(Data excerpts)
*****
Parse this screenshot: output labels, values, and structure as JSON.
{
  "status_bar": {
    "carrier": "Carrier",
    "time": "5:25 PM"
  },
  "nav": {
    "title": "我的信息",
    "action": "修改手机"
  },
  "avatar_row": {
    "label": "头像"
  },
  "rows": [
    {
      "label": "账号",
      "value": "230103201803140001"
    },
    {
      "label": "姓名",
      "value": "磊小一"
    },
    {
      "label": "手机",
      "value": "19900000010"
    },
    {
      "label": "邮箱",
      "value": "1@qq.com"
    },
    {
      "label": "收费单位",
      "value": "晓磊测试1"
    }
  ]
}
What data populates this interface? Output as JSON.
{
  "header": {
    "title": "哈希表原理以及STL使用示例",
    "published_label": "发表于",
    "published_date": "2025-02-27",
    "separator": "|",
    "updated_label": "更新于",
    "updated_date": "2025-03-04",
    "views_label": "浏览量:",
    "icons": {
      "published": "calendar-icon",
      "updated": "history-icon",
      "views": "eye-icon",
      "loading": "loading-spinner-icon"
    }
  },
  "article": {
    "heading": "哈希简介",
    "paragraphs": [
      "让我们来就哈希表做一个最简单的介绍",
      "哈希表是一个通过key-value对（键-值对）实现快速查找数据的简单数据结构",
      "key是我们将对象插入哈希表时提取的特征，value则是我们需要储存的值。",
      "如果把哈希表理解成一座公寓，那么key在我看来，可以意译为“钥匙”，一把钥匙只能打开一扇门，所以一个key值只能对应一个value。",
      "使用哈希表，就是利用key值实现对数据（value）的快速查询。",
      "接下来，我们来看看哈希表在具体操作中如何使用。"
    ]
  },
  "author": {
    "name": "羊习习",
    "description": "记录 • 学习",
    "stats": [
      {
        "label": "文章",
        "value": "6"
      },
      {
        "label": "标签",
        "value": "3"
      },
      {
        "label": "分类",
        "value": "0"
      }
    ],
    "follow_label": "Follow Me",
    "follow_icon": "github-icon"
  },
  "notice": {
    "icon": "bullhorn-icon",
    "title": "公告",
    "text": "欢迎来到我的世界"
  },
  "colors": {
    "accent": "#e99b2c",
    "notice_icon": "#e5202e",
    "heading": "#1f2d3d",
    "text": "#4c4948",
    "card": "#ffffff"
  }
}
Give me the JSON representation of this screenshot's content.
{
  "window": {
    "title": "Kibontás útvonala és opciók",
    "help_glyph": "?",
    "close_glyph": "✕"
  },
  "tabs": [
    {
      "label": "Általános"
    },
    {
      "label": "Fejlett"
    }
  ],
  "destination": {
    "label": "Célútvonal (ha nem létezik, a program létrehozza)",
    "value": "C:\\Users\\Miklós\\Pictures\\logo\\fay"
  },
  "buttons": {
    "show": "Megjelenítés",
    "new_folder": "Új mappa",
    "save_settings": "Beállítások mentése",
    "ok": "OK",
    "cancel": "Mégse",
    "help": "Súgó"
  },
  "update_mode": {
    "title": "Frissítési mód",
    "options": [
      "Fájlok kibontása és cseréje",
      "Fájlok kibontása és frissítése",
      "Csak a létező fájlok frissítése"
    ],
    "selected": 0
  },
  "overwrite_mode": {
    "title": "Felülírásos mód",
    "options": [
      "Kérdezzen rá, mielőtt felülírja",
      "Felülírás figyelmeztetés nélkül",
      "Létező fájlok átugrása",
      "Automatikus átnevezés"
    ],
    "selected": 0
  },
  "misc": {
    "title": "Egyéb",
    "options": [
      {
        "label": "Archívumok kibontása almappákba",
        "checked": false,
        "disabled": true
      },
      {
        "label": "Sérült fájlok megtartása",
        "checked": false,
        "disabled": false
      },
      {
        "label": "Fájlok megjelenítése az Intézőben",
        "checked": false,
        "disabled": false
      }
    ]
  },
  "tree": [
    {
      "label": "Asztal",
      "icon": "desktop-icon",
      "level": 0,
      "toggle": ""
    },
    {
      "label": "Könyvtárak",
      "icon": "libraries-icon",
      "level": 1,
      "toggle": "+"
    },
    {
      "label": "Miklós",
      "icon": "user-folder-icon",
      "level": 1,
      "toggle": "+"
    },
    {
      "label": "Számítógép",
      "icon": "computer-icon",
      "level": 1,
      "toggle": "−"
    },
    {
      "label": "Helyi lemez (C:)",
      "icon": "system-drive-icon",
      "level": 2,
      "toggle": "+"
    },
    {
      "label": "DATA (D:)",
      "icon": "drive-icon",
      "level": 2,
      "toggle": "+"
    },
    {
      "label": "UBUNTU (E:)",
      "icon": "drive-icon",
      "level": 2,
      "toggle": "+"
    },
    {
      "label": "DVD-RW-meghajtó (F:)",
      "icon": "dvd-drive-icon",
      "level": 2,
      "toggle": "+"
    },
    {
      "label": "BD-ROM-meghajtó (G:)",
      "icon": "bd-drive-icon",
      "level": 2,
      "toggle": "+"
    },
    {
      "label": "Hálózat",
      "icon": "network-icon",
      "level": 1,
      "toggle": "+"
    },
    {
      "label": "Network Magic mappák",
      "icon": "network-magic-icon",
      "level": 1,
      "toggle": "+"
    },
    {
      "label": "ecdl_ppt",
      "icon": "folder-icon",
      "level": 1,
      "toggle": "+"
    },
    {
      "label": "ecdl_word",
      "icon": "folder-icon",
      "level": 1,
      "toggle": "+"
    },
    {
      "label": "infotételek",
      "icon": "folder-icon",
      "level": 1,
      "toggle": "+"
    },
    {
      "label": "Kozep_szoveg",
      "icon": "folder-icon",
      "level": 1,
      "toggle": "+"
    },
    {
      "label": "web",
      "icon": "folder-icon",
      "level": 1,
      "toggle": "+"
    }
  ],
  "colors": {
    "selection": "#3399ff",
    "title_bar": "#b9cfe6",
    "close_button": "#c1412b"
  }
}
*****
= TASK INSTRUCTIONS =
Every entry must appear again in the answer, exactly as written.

= TASK RESPONSE =
Parse this screenshot: output labels, values, and structure as JSON.
{
  "status_bar": {
    "carrier": "Carrier",
    "time": "5:25 PM"
  },
  "nav": {
    "title": "我的信息",
    "action": "修改手机"
  },
  "avatar_row": {
    "label": "头像"
  },
  "rows": [
    {
      "label": "账号",
      "value": "230103201803140001"
    },
    {
      "label": "姓名",
      "value": "磊小一"
    },
    {
      "label": "手机",
      "value": "19900000010"
    },
    {
      "label": "邮箱",
      "value": "1@qq.com"
    },
    {
      "label": "收费单位",
      "value": "晓磊测试1"
    }
  ]
}
What data populates this interface? Output as JSON.
{
  "header": {
    "title": "哈希表原理以及STL使用示例",
    "published_label": "发表于",
    "published_date": "2025-02-27",
    "separator": "|",
    "updated_label": "更新于",
    "updated_date": "2025-03-04",
    "views_label": "浏览量:",
    "icons": {
      "published": "calendar-icon",
      "updated": "history-icon",
      "views": "eye-icon",
      "loading": "loading-spinner-icon"
    }
  },
  "article": {
    "heading": "哈希简介",
    "paragraphs": [
      "让我们来就哈希表做一个最简单的介绍",
      "哈希表是一个通过key-value对（键-值对）实现快速查找数据的简单数据结构",
      "key是我们将对象插入哈希表时提取的特征，value则是我们需要储存的值。",
      "如果把哈希表理解成一座公寓，那么key在我看来，可以意译为“钥匙”，一把钥匙只能打开一扇门，所以一个key值只能对应一个value。",
      "使用哈希表，就是利用key值实现对数据（value）的快速查询。",
      "接下来，我们来看看哈希表在具体操作中如何使用。"
    ]
  },
  "author": {
    "name": "羊习习",
    "description": "记录 • 学习",
    "stats": [
      {
        "label": "文章",
        "value": "6"
      },
      {
        "label": "标签",
        "value": "3"
      },
      {
        "label": "分类",
        "value": "0"
      }
    ],
    "follow_label": "Follow Me",
    "follow_icon": "github-icon"
  },
  "notice": {
    "icon": "bullhorn-icon",
    "title": "公告",
    "text": "欢迎来到我的世界"
  },
  "colors": {
    "accent": "#e99b2c",
    "notice_icon": "#e5202e",
    "heading": "#1f2d3d",
    "text": "#4c4948",
    "card": "#ffffff"
  }
}
Give me the JSON representation of this screenshot's content.
{
  "window": {
    "title": "Kibontás útvonala és opciók",
    "help_glyph": "?",
    "close_glyph": "✕"
  },
  "tabs": [
    {
      "label": "Általános"
    },
    {
      "label": "Fejlett"
    }
  ],
  "destination": {
    "label": "Célútvonal (ha nem létezik, a program létrehozza)",
    "value": "C:\\Users\\Miklós\\Pictures\\logo\\fay"
  },
  "buttons": {
    "show": "Megjelenítés",
    "new_folder": "Új mappa",
    "save_settings": "Beállítások mentése",
    "ok": "OK",
    "cancel": "Mégse",
    "help": "Súgó"
  },
  "update_mode": {
    "title": "Frissítési mód",
    "options": [
      "Fájlok kibontása és cseréje",
      "Fájlok kibontása és frissítése",
      "Csak a létező fájlok frissítése"
    ],
    "selected": 0
  },
  "overwrite_mode": {
    "title": "Felülírásos mód",
    "options": [
      "Kérdezzen rá, mielőtt felülírja",
      "Felülírás figyelmeztetés nélkül",
      "Létező fájlok átugrása",
      "Automatikus átnevezés"
    ],
    "selected": 0
  },
  "misc": {
    "title": "Egyéb",
    "options": [
      {
        "label": "Archívumok kibontása almappákba",
        "checked": false,
        "disabled": true
      },
      {
        "label": "Sérült fájlok megtartása",
        "checked": false,
        "disabled": false
      },
      {
        "label": "Fájlok megjelenítése az Intézőben",
        "checked": false,
        "disabled": false
      }
    ]
  },
  "tree": [
    {
      "label": "Asztal",
      "icon": "desktop-icon",
      "level": 0,
      "toggle": ""
    },
    {
      "label": "Könyvtárak",
      "icon": "libraries-icon",
      "level": 1,
      "toggle": "+"
    },
    {
      "label": "Miklós",
      "icon": "user-folder-icon",
      "level": 1,
      "toggle": "+"
    },
    {
      "label": "Számítógép",
      "icon": "computer-icon",
      "level": 1,
      "toggle": "−"
    },
    {
      "label": "Helyi lemez (C:)",
      "icon": "system-drive-icon",
      "level": 2,
      "toggle": "+"
    },
    {
      "label": "DATA (D:)",
      "icon": "drive-icon",
      "level": 2,
      "toggle": "+"
    },
    {
      "label": "UBUNTU (E:)",
      "icon": "drive-icon",
      "level": 2,
      "toggle": "+"
    },
    {
      "label": "DVD-RW-meghajtó (F:)",
      "icon": "dvd-drive-icon",
      "level": 2,
      "toggle": "+"
    },
    {
      "label": "BD-ROM-meghajtó (G:)",
      "icon": "bd-drive-icon",
      "level": 2,
      "toggle": "+"
    },
    {
      "label": "Hálózat",
      "icon": "network-icon",
      "level": 1,
      "toggle": "+"
    },
    {
      "label": "Network Magic mappák",
      "icon": "network-magic-icon",
      "level": 1,
      "toggle": "+"
    },
    {
      "label": "ecdl_ppt",
      "icon": "folder-icon",
      "level": 1,
      "toggle": "+"
    },
    {
      "label": "ecdl_word",
      "icon": "folder-icon",
      "level": 1,
      "toggle": "+"
    },
    {
      "label": "infotételek",
      "icon": "folder-icon",
      "level": 1,
      "toggle": "+"
    },
    {
      "label": "Kozep_szoveg",
      "icon": "folder-icon",
      "level": 1,
      "toggle": "+"
    },
    {
      "label": "web",
      "icon": "folder-icon",
      "level": 1,
      "toggle": "+"
    }
  ],
  "colors": {
    "selection": "#3399ff",
    "title_bar": "#b9cfe6",
    "close_button": "#c1412b"
  }
}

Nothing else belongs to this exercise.